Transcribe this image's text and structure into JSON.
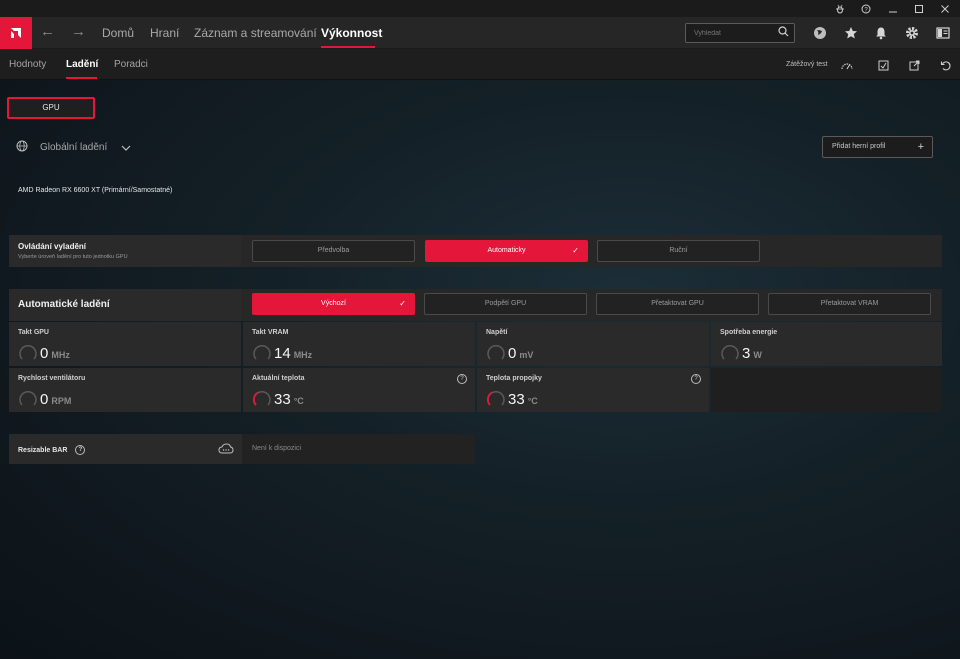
{
  "nav": {
    "items": [
      "Domů",
      "Hraní",
      "Záznam a streamování",
      "Výkonnost"
    ],
    "search_placeholder": "Vyhledat"
  },
  "subnav": {
    "tabs": [
      "Hodnoty",
      "Ladění",
      "Poradci"
    ],
    "stress_test": "Zátěžový test"
  },
  "gpu_tab": "GPU",
  "global_tuning": "Globální ladění",
  "add_profile": "Přidat herní profil",
  "gpu_name": "AMD Radeon RX 6600 XT (Primární/Samostatné)",
  "tuning_control": {
    "title": "Ovládání vyladění",
    "subtitle": "Vyberte úroveň ladění pro tuto jednotku GPU",
    "options": [
      "Předvolba",
      "Automaticky",
      "Ruční"
    ],
    "selected": "Automaticky"
  },
  "auto_tuning": {
    "title": "Automatické ladění",
    "options": [
      "Výchozí",
      "Podpětí GPU",
      "Přetaktovat GPU",
      "Přetaktovat VRAM"
    ],
    "selected": "Výchozí"
  },
  "metrics": [
    {
      "label": "Takt GPU",
      "value": "0",
      "unit": "MHz"
    },
    {
      "label": "Takt VRAM",
      "value": "14",
      "unit": "MHz"
    },
    {
      "label": "Napětí",
      "value": "0",
      "unit": "mV"
    },
    {
      "label": "Spotřeba energie",
      "value": "3",
      "unit": "W"
    },
    {
      "label": "Rychlost ventilátoru",
      "value": "0",
      "unit": "RPM"
    },
    {
      "label": "Aktuální teplota",
      "value": "33",
      "unit": "°C"
    },
    {
      "label": "Teplota propojky",
      "value": "33",
      "unit": "°C"
    }
  ],
  "resizable_bar": {
    "label": "Resizable BAR",
    "value": "Není k dispozici"
  },
  "colors": {
    "accent": "#e4173a",
    "panel": "#2a2a2a"
  }
}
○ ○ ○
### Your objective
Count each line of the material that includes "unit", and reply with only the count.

### Result
7